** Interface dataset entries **
________________________

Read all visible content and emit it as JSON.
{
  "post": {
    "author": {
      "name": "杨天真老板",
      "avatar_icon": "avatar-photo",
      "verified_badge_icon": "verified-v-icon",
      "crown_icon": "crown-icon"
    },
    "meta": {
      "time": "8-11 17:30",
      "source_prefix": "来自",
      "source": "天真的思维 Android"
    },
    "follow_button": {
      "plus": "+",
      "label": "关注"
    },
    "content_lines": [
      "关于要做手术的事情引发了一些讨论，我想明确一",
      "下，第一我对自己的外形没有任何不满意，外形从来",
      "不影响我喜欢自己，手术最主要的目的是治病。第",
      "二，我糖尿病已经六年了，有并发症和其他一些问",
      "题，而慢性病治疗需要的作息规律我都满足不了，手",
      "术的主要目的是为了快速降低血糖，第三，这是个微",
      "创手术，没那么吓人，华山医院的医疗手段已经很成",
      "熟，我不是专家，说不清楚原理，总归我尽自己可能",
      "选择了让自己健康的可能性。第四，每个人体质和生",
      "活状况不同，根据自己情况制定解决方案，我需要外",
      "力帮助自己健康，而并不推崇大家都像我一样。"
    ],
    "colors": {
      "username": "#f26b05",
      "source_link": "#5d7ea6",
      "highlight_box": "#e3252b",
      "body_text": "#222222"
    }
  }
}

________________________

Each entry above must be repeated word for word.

** Solution to the exercise **
Read all visible content and emit it as JSON.
{
  "post": {
    "author": {
      "name": "杨天真老板",
      "avatar_icon": "avatar-photo",
      "verified_badge_icon": "verified-v-icon",
      "crown_icon": "crown-icon"
    },
    "meta": {
      "time": "8-11 17:30",
      "source_prefix": "来自",
      "source": "天真的思维 Android"
    },
    "follow_button": {
      "plus": "+",
      "label": "关注"
    },
    "content_lines": [
      "关于要做手术的事情引发了一些讨论，我想明确一",
      "下，第一我对自己的外形没有任何不满意，外形从来",
      "不影响我喜欢自己，手术最主要的目的是治病。第",
      "二，我糖尿病已经六年了，有并发症和其他一些问",
      "题，而慢性病治疗需要的作息规律我都满足不了，手",
      "术的主要目的是为了快速降低血糖，第三，这是个微",
      "创手术，没那么吓人，华山医院的医疗手段已经很成",
      "熟，我不是专家，说不清楚原理，总归我尽自己可能",
      "选择了让自己健康的可能性。第四，每个人体质和生",
      "活状况不同，根据自己情况制定解决方案，我需要外",
      "力帮助自己健康，而并不推崇大家都像我一样。"
    ],
    "colors": {
      "username": "#f26b05",
      "source_link": "#5d7ea6",
      "highlight_box": "#e3252b",
      "body_text": "#222222"
    }
  }
}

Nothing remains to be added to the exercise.